Eventually, she developed some affectionate feelings for Tadeo, despite her attempts to dispel them. Sometime before her ordeal she had become engaged to Tomas, a medical student who went to the United States to study. Returning after the war, he wants to marry her but she gives him back his ring. When she shows her preference for Tadeo, Tomas pulls out a gun and aims for the soldier but kills Rosa. Actually, in Allende’s original, Rosa commits suicide, but librettist and stage director Richard Sparks changed it for the opera. It is a sad story from Latin America in the 1950s, but its dramatic situations work very well onstage.

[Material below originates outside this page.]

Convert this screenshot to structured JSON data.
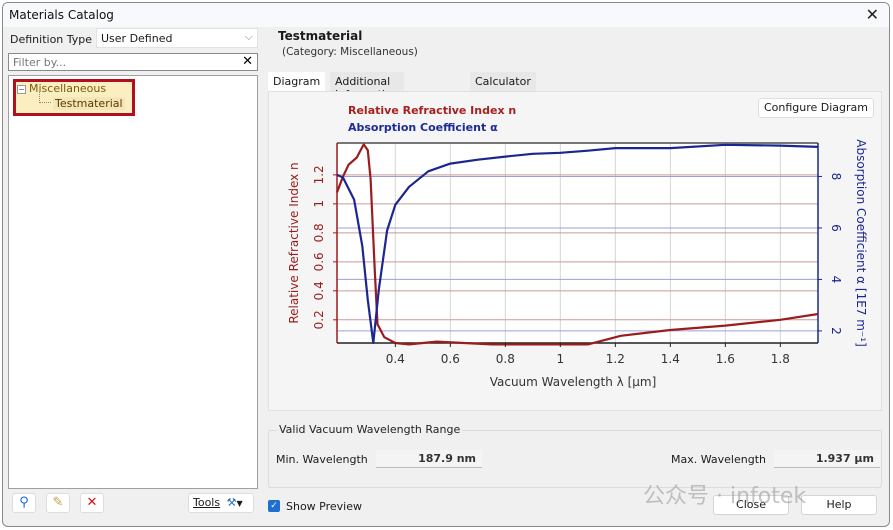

Sparks did not ask the singers to do very much acting and there really could have been a great deal more action, but the story was well told and the music was delightful.
Composer Lee Holdridge has written a tonal, melodic opera with an interesting, complex orchestration. Holdridge is obviously a follower of Puccini. His music is a little bit like that of the late Daniel Catan, but with a stronger string component. Interspersed in the drama is some affecting Church music that adds solemnity and historical context, while offering a bit of respite from the drama. Most of the scenery for the production was composed of Jenny Okun’s projections which were focused on a simple arch with two upper windows designed by Yael Pardess. She projected the lush scenery of a South American spring, stained glass church windows, the devastation of war and the beginning of a post-war rebirth. Anne Militello’s lighting designs added greatly to the ambience seen on stage. Durinda Wood’s costumes were a mixture of Latin American folk dress, army uniforms, and 1950s street and formal clothing.
The most important aspect of this performance was the singing. Uruguayan soprano Maria Antúnez not only has sterling silver high notes, she also has a warm, creamy middle register. Tall and slim, she was a most believable Rosa. In truth, she is an excellent new artist whom I hope to hear in other roles as well. Greg Fedderly, whose voice seems to have grown as of late, was Rosa’s overbearing father. In Act I his tones were warm and his nature inviting. When he returned as a ghost in Act II, he was an avenging angel who even threatened his daughter. Like many starring sopranos, Rosa has a mezzo-soprano companion. Sung passionately by Peabody Southwell, Inez not only provided pleasant harmonies, but also an occasional Allende one-liner.
Warm voiced tenor, Benjamin Bliss, soon to sing Alfredo in La Traviata, was the disappointed fiancé who returns to find that his Rosa has become an entirely different person. Dark voiced Mexican baritone Alfredo Daza was the sexy bad boy who eventually won Rosa’s heart. He made Tadeo an intriguing character and probably won a few hearts in the audience as well. In the middle of war and conflict of emotions, the politician Aguilar, sung and acted most effectively by Craig Colclough, played both sides against each other and gained high office. His character was one we know all too well. Grant Gershon’s chorus was usually heard singing Holdridge’s charming Church music. Plácido Domingo conducted the moderate sized orchestra, bringing out Holdridge’s complex, nuanced melodies and the dramatic tonal language that supported Sparks’ text. Although the performances in Santa Monica are sung in English, a Spanish translation will soon be ready. Dulce Rosa is at the Broad Stage through June seventh.
Click here for cast and production information.